A healthy and nourished spiritual life is central to mental health and well being. For Catholics, attending Mass on Sundays and during the week is a source of mental and spiritual strength, as well as a social and community activity. This section will briefly explore some ways in which we can keep up a healthy spiritual life during times of social distancing and isolation.
Catholic churches in England and Wales are now closed until further notice. This will be a cause of distress and disruption to Catholics, but we are lucky to live in a time when technology can be a great help for the development of our spiritual lives.
The Catholic Truth Society has put together a helpful list of suggestions for several ways in which you can nourish your mental health and spiritual life during this time. You can find the full list and more information here, but here are a few key points.
As Catholics, we know the importance of going to Sunday Mass which is why the Church tells us that not going is a grave sin. However, this does not include those who are physically unable to get to Mass through no fault of their own. This means if you are unwell, in self-isolation, or for some other reason you cannot get to Mass, you are not committing a sin because in those instances you are not required to attend Mass.
Coronavirus will present a unique challenge to those who live with OCD, especially in the form of scrupulosity (a form of OCD involving religious or moral obsessions). Indeed, the charity OCD Action has reported an increase in support requests from people whose fears have become focused on the coronavirus pandemic.
For people with OCD and some types of anxiety, being constantly told to wash your hands can be especially difficult to hear. It could also be difficult to identify which behaviours are ‘acceptable’ and recommended, and which are driven by the OCD and anxiety. OCD Action has published some helpful guidelines about how to manage your OCD during this time. The full list and more information can be found here.
Scrupulosity is something which Catholic living with OCD might struggle with during the coronavirus pandemic. Scrupulous individuals are overly concerned that something they thought or did might be a sin or other violation of religious or moral doctrine. In particular, not being able to attend Mass might be a cause of concern and worry for Catholics with OCD. As we stated earlier, it is important to remember that you are not committing a sin by not attending Mass during the pandemic. There are many ways in which you can maintain a healthy spiritual life, listed above.

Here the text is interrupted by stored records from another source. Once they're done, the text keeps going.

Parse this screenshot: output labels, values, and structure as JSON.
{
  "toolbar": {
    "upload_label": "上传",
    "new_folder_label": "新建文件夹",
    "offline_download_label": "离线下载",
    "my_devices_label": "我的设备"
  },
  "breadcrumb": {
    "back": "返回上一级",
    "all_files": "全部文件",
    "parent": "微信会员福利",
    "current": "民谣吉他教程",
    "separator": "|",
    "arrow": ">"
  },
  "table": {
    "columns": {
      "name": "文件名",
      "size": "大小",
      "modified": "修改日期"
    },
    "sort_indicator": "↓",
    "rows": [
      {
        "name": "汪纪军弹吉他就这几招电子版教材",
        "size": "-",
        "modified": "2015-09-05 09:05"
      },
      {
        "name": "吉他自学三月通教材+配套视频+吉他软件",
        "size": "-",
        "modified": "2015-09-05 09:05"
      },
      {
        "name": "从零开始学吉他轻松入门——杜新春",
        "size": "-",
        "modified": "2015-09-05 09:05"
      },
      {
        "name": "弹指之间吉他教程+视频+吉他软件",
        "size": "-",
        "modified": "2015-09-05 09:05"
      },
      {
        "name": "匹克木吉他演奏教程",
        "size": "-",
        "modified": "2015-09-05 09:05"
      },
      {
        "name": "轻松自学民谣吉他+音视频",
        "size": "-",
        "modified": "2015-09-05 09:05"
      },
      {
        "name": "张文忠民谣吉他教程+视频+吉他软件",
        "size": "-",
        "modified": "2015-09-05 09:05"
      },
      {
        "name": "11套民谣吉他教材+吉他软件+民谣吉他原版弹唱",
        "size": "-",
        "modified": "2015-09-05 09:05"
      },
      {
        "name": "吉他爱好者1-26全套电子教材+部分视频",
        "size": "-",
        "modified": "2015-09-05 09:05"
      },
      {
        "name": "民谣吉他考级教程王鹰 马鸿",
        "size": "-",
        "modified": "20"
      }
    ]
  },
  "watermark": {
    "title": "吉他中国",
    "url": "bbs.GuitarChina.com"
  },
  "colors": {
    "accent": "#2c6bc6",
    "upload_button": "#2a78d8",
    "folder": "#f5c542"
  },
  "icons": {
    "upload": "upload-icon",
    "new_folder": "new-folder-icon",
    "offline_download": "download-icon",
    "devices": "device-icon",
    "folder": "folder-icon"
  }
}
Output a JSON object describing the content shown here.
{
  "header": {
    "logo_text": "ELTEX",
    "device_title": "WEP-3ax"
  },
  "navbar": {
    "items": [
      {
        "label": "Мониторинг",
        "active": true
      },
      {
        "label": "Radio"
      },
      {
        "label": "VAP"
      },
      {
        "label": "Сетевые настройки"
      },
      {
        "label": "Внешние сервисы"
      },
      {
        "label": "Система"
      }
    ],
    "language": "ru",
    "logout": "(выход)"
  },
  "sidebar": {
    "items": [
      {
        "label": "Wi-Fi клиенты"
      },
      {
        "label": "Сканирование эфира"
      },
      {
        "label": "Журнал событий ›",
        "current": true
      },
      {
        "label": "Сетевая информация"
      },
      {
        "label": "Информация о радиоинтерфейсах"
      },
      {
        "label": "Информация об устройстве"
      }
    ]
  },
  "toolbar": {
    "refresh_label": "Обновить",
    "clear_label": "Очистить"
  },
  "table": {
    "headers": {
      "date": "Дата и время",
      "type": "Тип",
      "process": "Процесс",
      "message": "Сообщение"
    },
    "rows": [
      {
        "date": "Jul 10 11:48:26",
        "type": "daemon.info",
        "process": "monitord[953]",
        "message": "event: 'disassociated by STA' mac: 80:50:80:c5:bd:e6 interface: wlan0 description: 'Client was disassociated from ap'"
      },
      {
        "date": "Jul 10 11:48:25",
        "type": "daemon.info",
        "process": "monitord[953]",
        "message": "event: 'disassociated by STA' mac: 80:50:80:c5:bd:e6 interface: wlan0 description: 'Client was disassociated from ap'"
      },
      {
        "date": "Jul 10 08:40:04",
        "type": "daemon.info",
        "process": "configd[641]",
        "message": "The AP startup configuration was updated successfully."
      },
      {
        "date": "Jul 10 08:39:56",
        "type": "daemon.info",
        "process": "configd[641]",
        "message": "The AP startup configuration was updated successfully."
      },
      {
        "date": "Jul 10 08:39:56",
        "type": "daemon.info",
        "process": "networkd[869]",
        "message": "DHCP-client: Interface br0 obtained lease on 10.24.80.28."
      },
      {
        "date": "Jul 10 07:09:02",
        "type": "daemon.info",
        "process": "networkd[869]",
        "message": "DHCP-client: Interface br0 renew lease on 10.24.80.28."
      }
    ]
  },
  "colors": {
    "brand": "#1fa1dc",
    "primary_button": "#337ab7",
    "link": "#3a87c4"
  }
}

For more information on scrupulosity and how it may be treated, please see this factsheet from the International OCD Foundation Reading this alongside OCD Action’s guidelines on Coronavirus might be helpful if you are a Catholic struggling with your OCD during this time.
At times like this it is of course important to keep up to date with health information and advice; however, rolling news is not always helpful, and can contribute to mental ill health, including feelings of anxiety and depression. Here are some pointers for how to look after your mental health while keeping up to date with the news:
An extensive list of mental health support and helplines can be found on the Helplines page of the Catholic Mental Health Project website.
Phone: 08444 775 774
Phone: 0300 636 5478
Skype: 0303 040 1112.
OCD Action recommends that if you are currently in therapy for OCD, try contacting your therapist or service provider and ask if they offer skype/phone sessions instead of face-to-face appointments.
Coronavirus: How to protect your mental health (BBC)
Catholic Truth Society: Weekly Blog
Hozana: Social Prayer Platform
The International OCD Foundation
Lent in Isolation
OCD Action and Coronavirus